### RECORD EXCERPTS
*** Begin section ***

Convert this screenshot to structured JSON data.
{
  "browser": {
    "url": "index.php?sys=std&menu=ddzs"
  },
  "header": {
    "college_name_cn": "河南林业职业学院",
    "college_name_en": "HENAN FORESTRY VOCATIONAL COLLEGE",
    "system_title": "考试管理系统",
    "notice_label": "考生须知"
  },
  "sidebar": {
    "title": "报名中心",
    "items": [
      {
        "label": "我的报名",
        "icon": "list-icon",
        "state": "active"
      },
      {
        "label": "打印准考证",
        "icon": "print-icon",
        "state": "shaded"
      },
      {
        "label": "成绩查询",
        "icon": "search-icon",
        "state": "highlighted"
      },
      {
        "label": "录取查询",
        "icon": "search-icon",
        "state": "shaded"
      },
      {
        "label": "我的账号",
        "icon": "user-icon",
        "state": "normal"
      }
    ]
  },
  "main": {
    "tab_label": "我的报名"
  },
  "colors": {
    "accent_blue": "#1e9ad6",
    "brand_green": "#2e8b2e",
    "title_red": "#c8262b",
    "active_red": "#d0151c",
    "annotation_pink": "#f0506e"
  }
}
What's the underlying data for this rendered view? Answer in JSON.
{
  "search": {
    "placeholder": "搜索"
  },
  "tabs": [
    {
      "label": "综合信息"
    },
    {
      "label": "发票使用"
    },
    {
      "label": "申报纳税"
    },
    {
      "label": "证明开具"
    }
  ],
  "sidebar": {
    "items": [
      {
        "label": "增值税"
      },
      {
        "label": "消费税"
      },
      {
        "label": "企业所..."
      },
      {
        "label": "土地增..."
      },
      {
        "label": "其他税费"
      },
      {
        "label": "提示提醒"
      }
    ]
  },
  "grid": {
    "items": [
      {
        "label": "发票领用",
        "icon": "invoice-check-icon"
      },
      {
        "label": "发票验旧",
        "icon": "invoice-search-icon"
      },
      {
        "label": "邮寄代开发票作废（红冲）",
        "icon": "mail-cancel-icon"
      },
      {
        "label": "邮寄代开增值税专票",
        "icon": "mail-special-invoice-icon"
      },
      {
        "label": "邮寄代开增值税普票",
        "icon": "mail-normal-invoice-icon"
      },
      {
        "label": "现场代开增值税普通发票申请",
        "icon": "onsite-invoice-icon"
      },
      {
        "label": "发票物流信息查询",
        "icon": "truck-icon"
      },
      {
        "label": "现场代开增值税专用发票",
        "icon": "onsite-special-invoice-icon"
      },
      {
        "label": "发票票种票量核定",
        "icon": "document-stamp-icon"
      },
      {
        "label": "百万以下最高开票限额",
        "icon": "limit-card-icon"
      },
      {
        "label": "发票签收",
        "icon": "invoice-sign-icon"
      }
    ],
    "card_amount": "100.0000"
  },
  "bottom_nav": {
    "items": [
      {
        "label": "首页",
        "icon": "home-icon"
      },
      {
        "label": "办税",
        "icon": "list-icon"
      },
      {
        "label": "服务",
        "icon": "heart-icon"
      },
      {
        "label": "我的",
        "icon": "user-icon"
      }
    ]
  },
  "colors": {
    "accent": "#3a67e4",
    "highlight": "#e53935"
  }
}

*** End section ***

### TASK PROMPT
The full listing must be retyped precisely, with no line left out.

### EXPECTED OUTPUT
Convert this screenshot to structured JSON data.
{
  "browser": {
    "url": "index.php?sys=std&menu=ddzs"
  },
  "header": {
    "college_name_cn": "河南林业职业学院",
    "college_name_en": "HENAN FORESTRY VOCATIONAL COLLEGE",
    "system_title": "考试管理系统",
    "notice_label": "考生须知"
  },
  "sidebar": {
    "title": "报名中心",
    "items": [
      {
        "label": "我的报名",
        "icon": "list-icon",
        "state": "active"
      },
      {
        "label": "打印准考证",
        "icon": "print-icon",
        "state": "shaded"
      },
      {
        "label": "成绩查询",
        "icon": "search-icon",
        "state": "highlighted"
      },
      {
        "label": "录取查询",
        "icon": "search-icon",
        "state": "shaded"
      },
      {
        "label": "我的账号",
        "icon": "user-icon",
        "state": "normal"
      }
    ]
  },
  "main": {
    "tab_label": "我的报名"
  },
  "colors": {
    "accent_blue": "#1e9ad6",
    "brand_green": "#2e8b2e",
    "title_red": "#c8262b",
    "active_red": "#d0151c",
    "annotation_pink": "#f0506e"
  }
}
What's the underlying data for this rendered view? Answer in JSON.
{
  "search": {
    "placeholder": "搜索"
  },
  "tabs": [
    {
      "label": "综合信息"
    },
    {
      "label": "发票使用"
    },
    {
      "label": "申报纳税"
    },
    {
      "label": "证明开具"
    }
  ],
  "sidebar": {
    "items": [
      {
        "label": "增值税"
      },
      {
        "label": "消费税"
      },
      {
        "label": "企业所..."
      },
      {
        "label": "土地增..."
      },
      {
        "label": "其他税费"
      },
      {
        "label": "提示提醒"
      }
    ]
  },
  "grid": {
    "items": [
      {
        "label": "发票领用",
        "icon": "invoice-check-icon"
      },
      {
        "label": "发票验旧",
        "icon": "invoice-search-icon"
      },
      {
        "label": "邮寄代开发票作废（红冲）",
        "icon": "mail-cancel-icon"
      },
      {
        "label": "邮寄代开增值税专票",
        "icon": "mail-special-invoice-icon"
      },
      {
        "label": "邮寄代开增值税普票",
        "icon": "mail-normal-invoice-icon"
      },
      {
        "label": "现场代开增值税普通发票申请",
        "icon": "onsite-invoice-icon"
      },
      {
        "label": "发票物流信息查询",
        "icon": "truck-icon"
      },
      {
        "label": "现场代开增值税专用发票",
        "icon": "onsite-special-invoice-icon"
      },
      {
        "label": "发票票种票量核定",
        "icon": "document-stamp-icon"
      },
      {
        "label": "百万以下最高开票限额",
        "icon": "limit-card-icon"
      },
      {
        "label": "发票签收",
        "icon": "invoice-sign-icon"
      }
    ],
    "card_amount": "100.0000"
  },
  "bottom_nav": {
    "items": [
      {
        "label": "首页",
        "icon": "home-icon"
      },
      {
        "label": "办税",
        "icon": "list-icon"
      },
      {
        "label": "服务",
        "icon": "heart-icon"
      },
      {
        "label": "我的",
        "icon": "user-icon"
      }
    ]
  },
  "colors": {
    "accent": "#3a67e4",
    "highlight": "#e53935"
  }
}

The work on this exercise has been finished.